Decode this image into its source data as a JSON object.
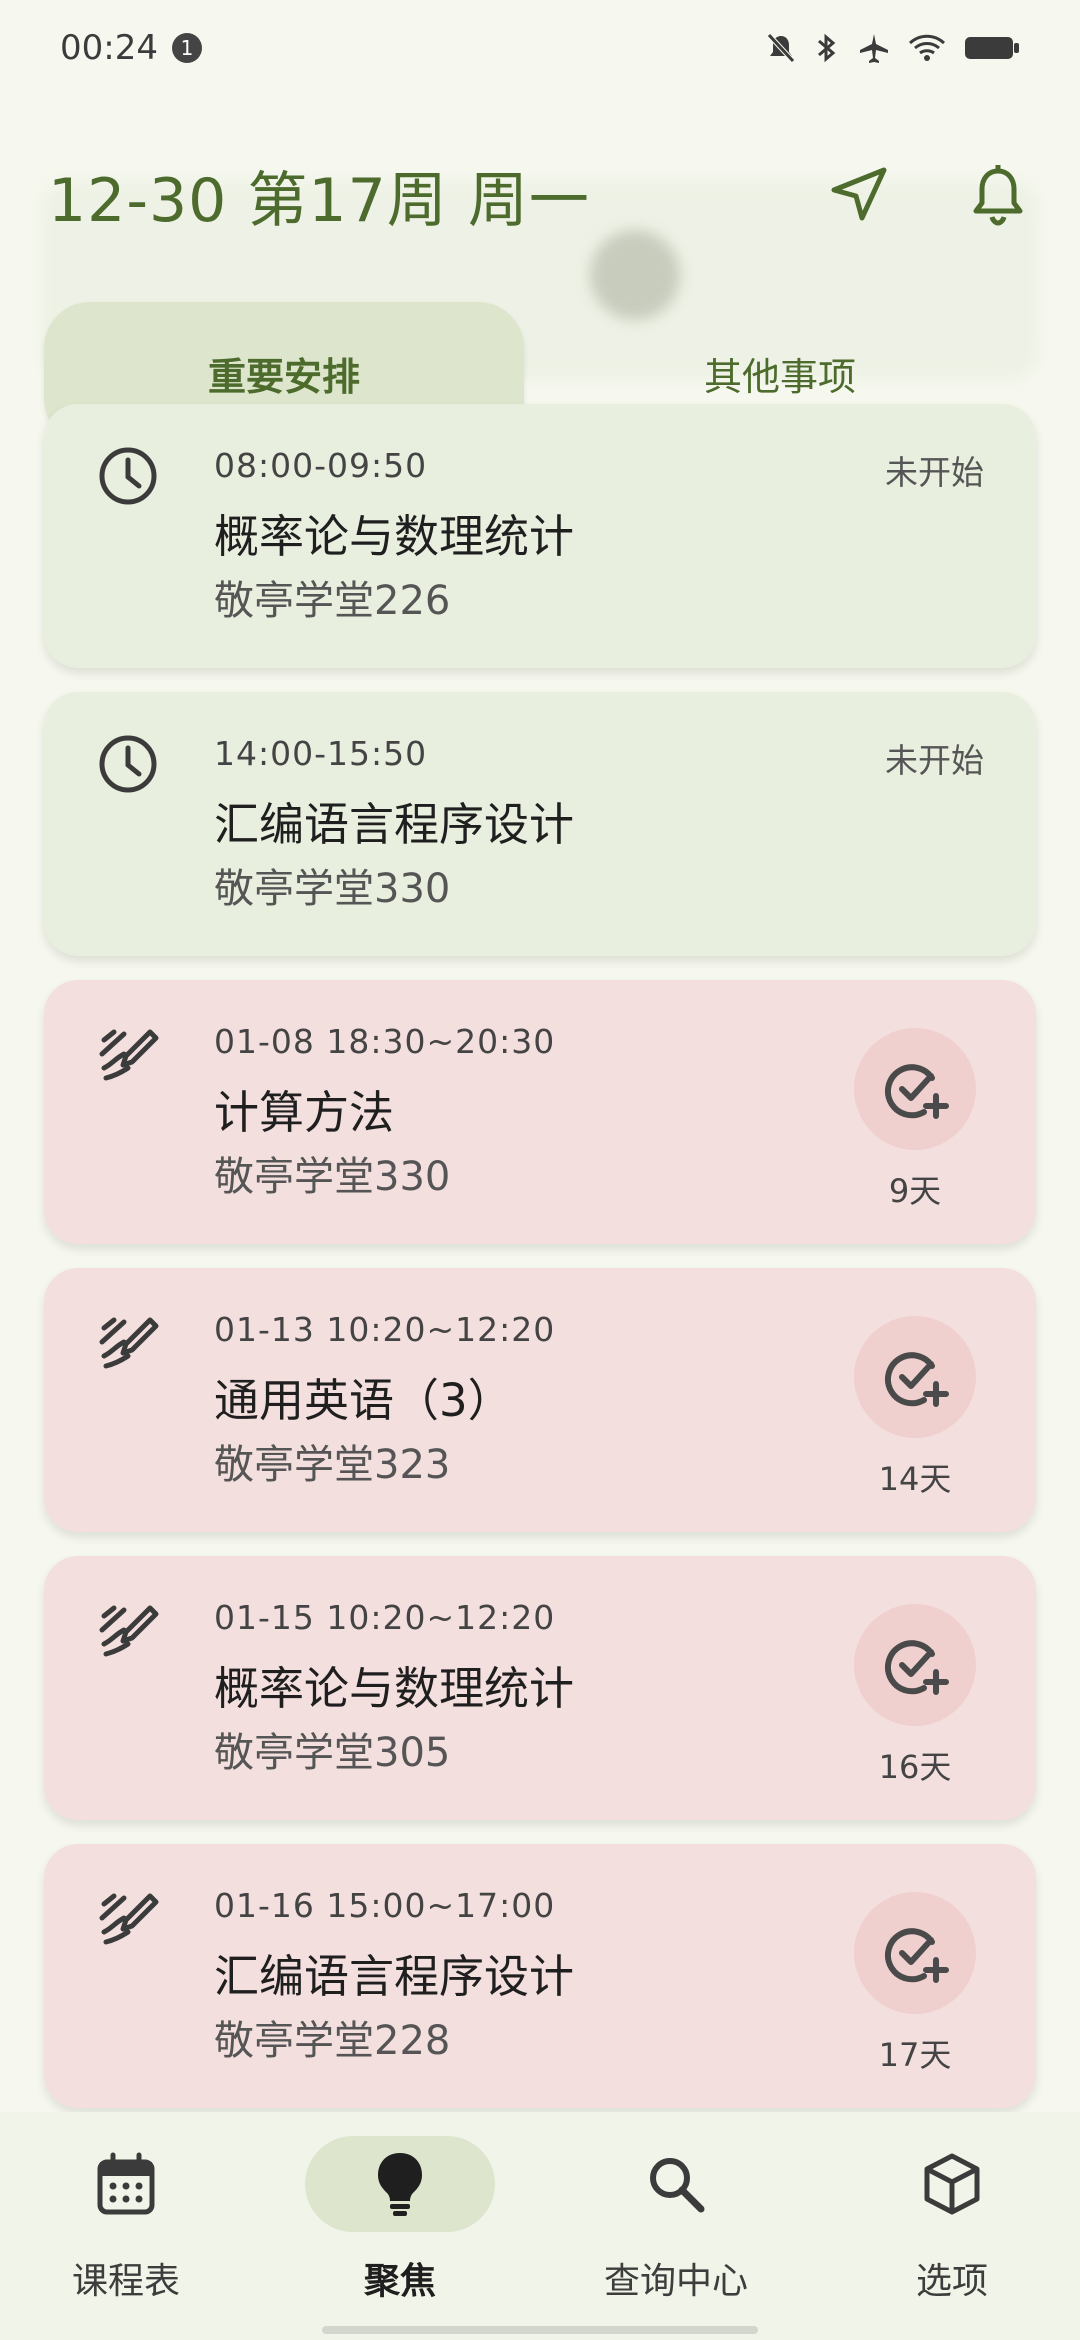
{
  "status_bar": {
    "time": "00:24",
    "notification_count": "1"
  },
  "header": {
    "title": "12-30 第17周 周一"
  },
  "tabs": [
    {
      "label": "重要安排",
      "active": true
    },
    {
      "label": "其他事项",
      "active": false
    }
  ],
  "cards": [
    {
      "type": "course",
      "icon": "clock-icon",
      "time": "08:00-09:50",
      "title": "概率论与数理统计",
      "place": "敬亭学堂226",
      "state": "未开始"
    },
    {
      "type": "course",
      "icon": "clock-icon",
      "time": "14:00-15:50",
      "title": "汇编语言程序设计",
      "place": "敬亭学堂330",
      "state": "未开始"
    },
    {
      "type": "exam",
      "icon": "pen-icon",
      "time": "01-08 18:30~20:30",
      "title": "计算方法",
      "place": "敬亭学堂330",
      "days": "9天"
    },
    {
      "type": "exam",
      "icon": "pen-icon",
      "time": "01-13 10:20~12:20",
      "title": "通用英语（3）",
      "place": "敬亭学堂323",
      "days": "14天"
    },
    {
      "type": "exam",
      "icon": "pen-icon",
      "time": "01-15 10:20~12:20",
      "title": "概率论与数理统计",
      "place": "敬亭学堂305",
      "days": "16天"
    },
    {
      "type": "exam",
      "icon": "pen-icon",
      "time": "01-16 15:00~17:00",
      "title": "汇编语言程序设计",
      "place": "敬亭学堂228",
      "days": "17天"
    }
  ],
  "bottom_nav": [
    {
      "label": "课程表",
      "icon": "calendar-icon",
      "active": false
    },
    {
      "label": "聚焦",
      "icon": "lightbulb-icon",
      "active": true
    },
    {
      "label": "查询中心",
      "icon": "search-icon",
      "active": false
    },
    {
      "label": "选项",
      "icon": "cube-icon",
      "active": false
    }
  ],
  "colors": {
    "accent": "#4c6b2d",
    "background": "#f6f8ef",
    "course_card": "#e9efdf",
    "exam_card": "#f4dfdf",
    "tab_active": "#dde6cc"
  }
}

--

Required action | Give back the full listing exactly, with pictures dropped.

The completed task |
Decode this image into its source data as a JSON object.
{
  "status_bar": {
    "time": "00:24",
    "notification_count": "1"
  },
  "header": {
    "title": "12-30 第17周 周一"
  },
  "tabs": [
    {
      "label": "重要安排",
      "active": true
    },
    {
      "label": "其他事项",
      "active": false
    }
  ],
  "cards": [
    {
      "type": "course",
      "icon": "clock-icon",
      "time": "08:00-09:50",
      "title": "概率论与数理统计",
      "place": "敬亭学堂226",
      "state": "未开始"
    },
    {
      "type": "course",
      "icon": "clock-icon",
      "time": "14:00-15:50",
      "title": "汇编语言程序设计",
      "place": "敬亭学堂330",
      "state": "未开始"
    },
    {
      "type": "exam",
      "icon": "pen-icon",
      "time": "01-08 18:30~20:30",
      "title": "计算方法",
      "place": "敬亭学堂330",
      "days": "9天"
    },
    {
      "type": "exam",
      "icon": "pen-icon",
      "time": "01-13 10:20~12:20",
      "title": "通用英语（3）",
      "place": "敬亭学堂323",
      "days": "14天"
    },
    {
      "type": "exam",
      "icon": "pen-icon",
      "time": "01-15 10:20~12:20",
      "title": "概率论与数理统计",
      "place": "敬亭学堂305",
      "days": "16天"
    },
    {
      "type": "exam",
      "icon": "pen-icon",
      "time": "01-16 15:00~17:00",
      "title": "汇编语言程序设计",
      "place": "敬亭学堂228",
      "days": "17天"
    }
  ],
  "bottom_nav": [
    {
      "label": "课程表",
      "icon": "calendar-icon",
      "active": false
    },
    {
      "label": "聚焦",
      "icon": "lightbulb-icon",
      "active": true
    },
    {
      "label": "查询中心",
      "icon": "search-icon",
      "active": false
    },
    {
      "label": "选项",
      "icon": "cube-icon",
      "active": false
    }
  ],
  "colors": {
    "accent": "#4c6b2d",
    "background": "#f6f8ef",
    "course_card": "#e9efdf",
    "exam_card": "#f4dfdf",
    "tab_active": "#dde6cc"
  }
}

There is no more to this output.